As you know, Sen. Ben Nelson (D-NE) decided against a bid for re-election. The writing was on the wall for him. Polls showed him down to prospective Republican challengers, thanks to his votes for the stimulus and ObamaCare; not to mention that he is a Democrat in a “red state.” But former Sen. Bob Kerrey (D-NE) has talked into running by Senate Democrats after promises were made to him.
Cook Political still has the at “Likely Republican” and no polling has come out since Kerrey announced his candidacy, but he does present a more formible challenge for Republicans.

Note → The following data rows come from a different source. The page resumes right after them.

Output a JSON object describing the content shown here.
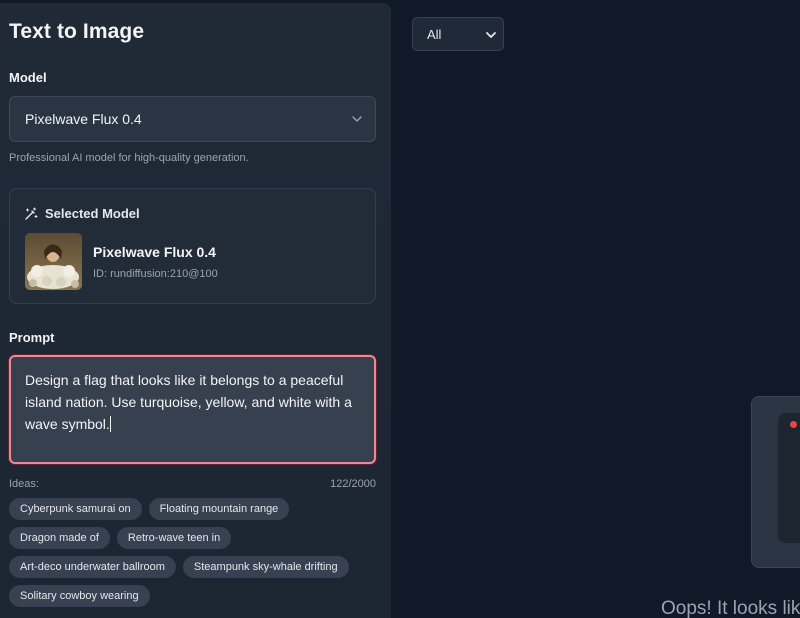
{
  "left_panel": {
    "title": "Text to Image",
    "model_label": "Model",
    "model_select_value": "Pixelwave Flux 0.4",
    "model_description": "Professional AI model for high-quality generation.",
    "selected_model": {
      "heading": "Selected Model",
      "name": "Pixelwave Flux 0.4",
      "id": "ID: rundiffusion:210@100"
    },
    "prompt_label": "Prompt",
    "prompt_value": "Design a flag that looks like it belongs to a peaceful island nation. Use turquoise, yellow, and white with a wave symbol.",
    "ideas_label": "Ideas:",
    "char_count": "122/2000",
    "ideas": [
      "Cyberpunk samurai on",
      "Floating mountain range",
      "Dragon made of",
      "Retro-wave teen in",
      "Art-deco underwater ballroom",
      "Steampunk sky-whale drifting",
      "Solitary cowboy wearing"
    ]
  },
  "right_area": {
    "filter_value": "All",
    "error_text": "Oops! It looks like"
  },
  "colors": {
    "background": "#111827",
    "panel": "#202a37",
    "prompt_focus_border": "#e88a9a",
    "status_dot": "#ef4444"
  },
  "icons": {
    "selected_model": "magic-wand-icon",
    "dropdown": "chevron-down-icon"
  }
}
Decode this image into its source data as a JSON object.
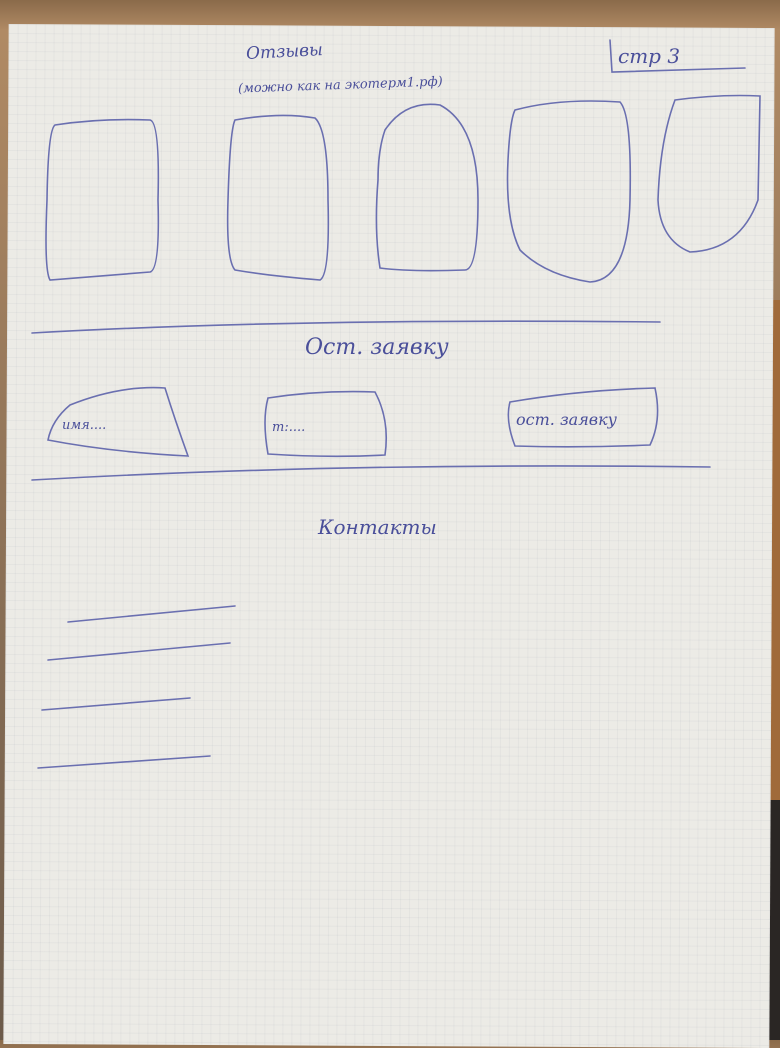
{
  "page_label": "стр 3",
  "reviews": {
    "title": "Отзывы",
    "note": "(можно как на экотерм1.рф)",
    "card_count": 5
  },
  "request": {
    "title": "Ост. заявку",
    "name_field": "имя....",
    "phone_field": "т:....",
    "submit_button": "ост. заявку"
  },
  "contacts": {
    "title": "Контакты",
    "line_count": 4
  },
  "colors": {
    "ink": "#4a4f9a",
    "paper": "#ecebe6"
  }
}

Republicans were dealt a more serious blow in Maine this week after Sen. Olympia Snowe, who generally viewed as a moderate, announced that she wouldn’t run for re-election. There has been some speculation that Ron Paul supporters booing her when she showed up at the GOP caucus last month may have had something to do with her decision. This is now listed as a “Toss Up” by most observers.
Jon Bruning, the Attorney General in Nebraska and a Republican candidate for United States Senate, is running a great web ad hitting Sen. Ben Nelson (D-NE) for his support of ObamaCare and the Cornhusker Kickback:

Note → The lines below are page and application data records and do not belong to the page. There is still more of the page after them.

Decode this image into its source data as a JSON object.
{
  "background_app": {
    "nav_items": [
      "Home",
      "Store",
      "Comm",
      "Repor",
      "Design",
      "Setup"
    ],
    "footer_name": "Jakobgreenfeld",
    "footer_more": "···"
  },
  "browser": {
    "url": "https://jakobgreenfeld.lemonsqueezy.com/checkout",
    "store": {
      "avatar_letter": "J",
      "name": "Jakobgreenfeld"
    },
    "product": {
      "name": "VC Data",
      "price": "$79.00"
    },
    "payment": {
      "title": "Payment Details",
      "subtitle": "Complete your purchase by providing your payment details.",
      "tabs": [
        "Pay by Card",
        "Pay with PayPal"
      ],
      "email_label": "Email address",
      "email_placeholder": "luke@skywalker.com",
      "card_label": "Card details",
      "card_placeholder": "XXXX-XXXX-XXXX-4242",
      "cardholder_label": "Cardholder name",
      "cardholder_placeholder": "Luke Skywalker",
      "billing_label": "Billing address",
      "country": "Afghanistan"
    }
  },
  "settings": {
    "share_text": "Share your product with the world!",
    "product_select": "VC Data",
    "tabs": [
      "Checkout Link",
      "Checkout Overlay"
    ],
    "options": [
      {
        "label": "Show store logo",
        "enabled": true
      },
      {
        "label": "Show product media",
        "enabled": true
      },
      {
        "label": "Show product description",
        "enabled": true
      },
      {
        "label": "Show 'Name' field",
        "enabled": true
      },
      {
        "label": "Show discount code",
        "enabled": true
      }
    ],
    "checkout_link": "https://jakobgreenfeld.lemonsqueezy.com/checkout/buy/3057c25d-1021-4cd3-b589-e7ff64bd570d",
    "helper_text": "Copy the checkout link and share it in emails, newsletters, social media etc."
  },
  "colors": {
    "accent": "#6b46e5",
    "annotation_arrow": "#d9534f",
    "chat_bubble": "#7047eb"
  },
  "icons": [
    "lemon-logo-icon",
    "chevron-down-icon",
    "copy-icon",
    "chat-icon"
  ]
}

According to a poll released earlier this month, Nelson trails Bruning by double-digits in a potential match up in 2012, 50% to 39% with 11% undecided. The poll shows that 50% of Nebraskans disapprove of Nelson’s job performance.

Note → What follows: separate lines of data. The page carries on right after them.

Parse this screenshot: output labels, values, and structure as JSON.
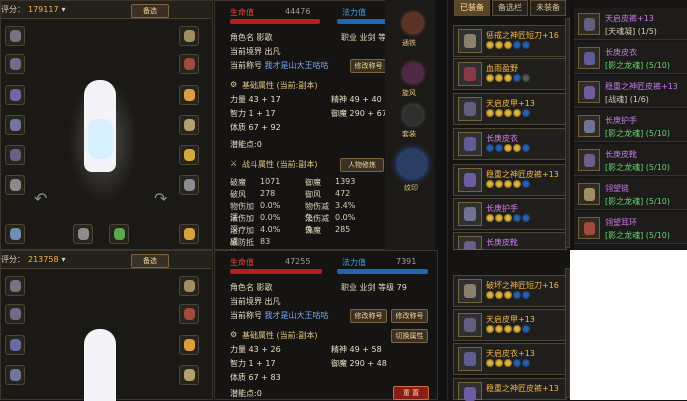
{
  "top_rating": {
    "label": "评分：",
    "value": "179117",
    "btn": "备选"
  },
  "bottom_rating": {
    "label": "评分：",
    "value": "213758",
    "btn": "备选"
  },
  "top_panel": {
    "hp_label": "生命值",
    "hp_value": "44476",
    "mp_label": "法力值",
    "role_label": "角色名",
    "role_value": "影歌",
    "job_label": "职业",
    "job_value": "业剑",
    "level_label": "等级",
    "level_value": "",
    "realm_label": "当前境界",
    "realm_value": "出凡",
    "title_label": "当前称号",
    "title_value": "我才是山大王咕咕",
    "modify_btn": "修改称号",
    "basic_title": "基础属性 (当前:副本)",
    "power": "力量 43 + 17",
    "spirit": "精神 49 + 40",
    "int": "智力 1 + 17",
    "def": "御魔 290 + 67",
    "con": "体质 67 + 92",
    "potential": "潜能点:0",
    "combat_title": "战斗属性 (当前:副本)",
    "combat_btn": "人物修炼",
    "combat_rows": [
      [
        "破魔",
        "1071",
        "御魔",
        "1393"
      ],
      [
        "破风",
        "278",
        "御风",
        "472"
      ],
      [
        "物伤加深",
        "0.0%",
        "物伤减免",
        "3.4%"
      ],
      [
        "法伤加深",
        "0.0%",
        "法伤减免",
        "0.0%"
      ],
      [
        "治疗加成",
        "4.0%",
        "诛魔",
        "285"
      ],
      [
        "破防抵抗",
        "83",
        "",
        ""
      ]
    ]
  },
  "bottom_panel": {
    "hp_label": "生命值",
    "hp_value": "47255",
    "mp_label": "法力值",
    "mp_value": "7391",
    "role_label": "角色名",
    "role_value": "影歌",
    "job_label": "职业",
    "job_value": "业剑",
    "level_label": "等级",
    "level_value": "79",
    "realm_label": "当前境界",
    "realm_value": "出凡",
    "title_label": "当前称号",
    "title_value": "我才是山大王咕咕",
    "modify_btn": "修改称号",
    "modify_btn2": "修改称号",
    "basic_title": "基础属性 (当前:副本)",
    "switch_btn": "切换属性",
    "power": "力量 43 + 26",
    "spirit": "精神 49 + 58",
    "int": "智力 1 + 17",
    "def": "御魔 290 + 48",
    "con": "体质 67 + 83",
    "potential": "潜能点:0",
    "reset_btn": "重 置"
  },
  "side_buttons": [
    "通铁",
    "旋风",
    "套装",
    "纹印"
  ],
  "tabs": [
    "已装备",
    "备选栏",
    "未装备"
  ],
  "top_items": [
    {
      "name": "惩戒之神匠短刀+16",
      "color": "#8c7f6c"
    },
    {
      "name": "血雨盈野",
      "color": "#8a3a46"
    },
    {
      "name": "天启皮甲+13",
      "color": "#655e7f"
    },
    {
      "name": "长庚皮衣",
      "color": "#5f5d93"
    },
    {
      "name": "稳重之神匠皮裤+13",
      "color": "#6d5c9f"
    },
    {
      "name": "长庚护手",
      "color": "#727391"
    },
    {
      "name": "长庚皮靴",
      "color": "#6e5d87"
    }
  ],
  "bottom_items": [
    {
      "name": "破坏之神匠短刀+16",
      "color": "#8c7f6c"
    },
    {
      "name": "天启皮甲+13",
      "color": "#655e7f"
    },
    {
      "name": "天启皮衣+13",
      "color": "#5f5d93"
    },
    {
      "name": "稳重之神匠皮裤+13",
      "color": "#6d5c9f"
    }
  ],
  "right_items": [
    {
      "name": "天启皮裤+13",
      "sub": "[天魂凝] (1/5)"
    },
    {
      "name": "长庚皮衣",
      "sub": "[影之龙魂] (5/10)"
    },
    {
      "name": "稳重之神匠皮裤+13",
      "sub": "[战魂] (1/6)"
    },
    {
      "name": "长庚护手",
      "sub": "[影之龙魂] (5/10)"
    },
    {
      "name": "长庚皮靴",
      "sub": "[影之龙魂] (5/10)"
    },
    {
      "name": "翎望链",
      "sub": "[影之龙魂] (5/10)"
    },
    {
      "name": "翎望耳环",
      "sub": "[影之龙魂] (5/10)"
    }
  ]
}
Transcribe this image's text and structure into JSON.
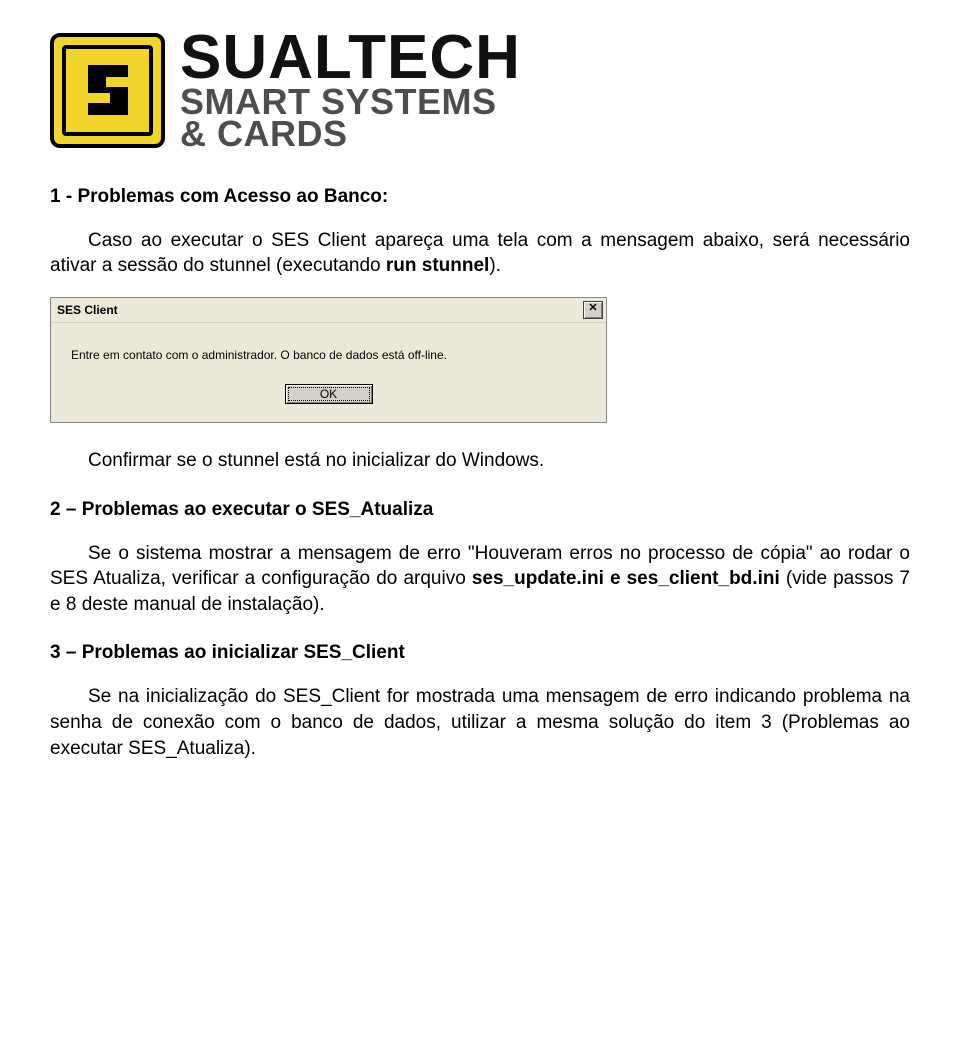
{
  "logo": {
    "brand": "SUALTECH",
    "tag1": "SMART SYSTEMS",
    "tag2": "& CARDS"
  },
  "sec1": {
    "title": "1 - Problemas com Acesso ao Banco:",
    "p1_a": "Caso ao executar o SES Client apareça uma tela com a mensagem abaixo, será necessário ativar a sessão do stunnel (executando ",
    "p1_b": "run stunnel",
    "p1_c": ")."
  },
  "dialog": {
    "title": "SES Client",
    "message": "Entre em contato com o administrador. O banco de dados está off-line.",
    "ok": "OK"
  },
  "sec1b": {
    "p2": "Confirmar se o stunnel está no inicializar do Windows."
  },
  "sec2": {
    "title": "2 – Problemas ao executar o SES_Atualiza",
    "p_a": "Se o sistema mostrar a mensagem de erro \"Houveram erros no processo de cópia\" ao rodar o SES Atualiza, verificar a configuração do arquivo ",
    "p_b": "ses_update.ini e ses_client_bd.ini",
    "p_c": " (vide passos 7 e 8 deste manual de instalação)."
  },
  "sec3": {
    "title": "3 – Problemas ao inicializar SES_Client",
    "p": "Se na inicialização do SES_Client for mostrada uma mensagem de erro indicando problema na senha de conexão com o banco de dados, utilizar a mesma solução do item 3 (Problemas ao executar SES_Atualiza)."
  }
}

At the end of last year, polls showed Sen. Ben Nelson (D-NE) trailing a potential Republican opponent by 31 points. The latest polling out of the Nebraska shows him trailing two GOP opponents, though by smaller margins, with only 29% of the state’s voters believing Nelson deserves re-election:
Fifty-nine percent of Nebraska voters said it was time to give a new person a chance to represent the Cornhusker State in the Senate, making for a possibly difficult path to victory for Nelson in 2012.
Two state Republicans, Attorney General Jon Bruning and Treasurer-elect Don Stenberg, enjoy early leads over Nelson, according to a Magellan Research Group poll conducted last week.
If the 2012 election were held today, Bruning would best Nelson, 52-38 percent, with 10 percent undecided.
Stenberg enjoys a smaller margin over Nelson. Forty-six percent of Nebraska voters would elect Stenberg, while 40 percent would vote for Nelson.
While Nelson is more conservative than many of this fellow Democrats, he will have to answer for his votes on the stimulus and ObamaCare. As I often said about Harry Reid in this past cycle; we’re still a long way off, anything can happen.
WASHINGTON — The battle over health care is poised to move swiftly from Congress back to the country as Democrats, Republicans and a battery of interest groups race to define the legislation and dig in for long-term political and legal fights.
President Obama plans to open a new campaign this week to persuade skeptical Americans that the bill holds immediate benefits for them and addresses the nation’s shaky fiscal condition. Republicans said they would seek to repeal the measure, challenge its constitutionality and coordinate efforts in statehouses to block its implementation.
The politics of health care are fragile — and far from certain — in the eight-month midterm campaign that will determine which party will control Congress next year. But both sides steeled for a fight to extend well beyond November, involving state legislative battles, court challenges and, ultimately, the next presidential race.
Even before the final vote, Republicans began relentlessly assailing lawmakers who supported the legislation, suggesting Democrats are spendthrift and proponents of big government. Democrats said they would seek to capitalize on the momentum from their success and strive to move beyond the political arguments in hopes of demystifying the complicated legislation.
“We ought to focus on not the political stakes, but the stakes for the country,” David Plouffe, an adviser to Mr. Obama, said on ABC’s “This Week.” “We’re going to go out there and not just talk about what we’re for, but what the Republicans are voting against.”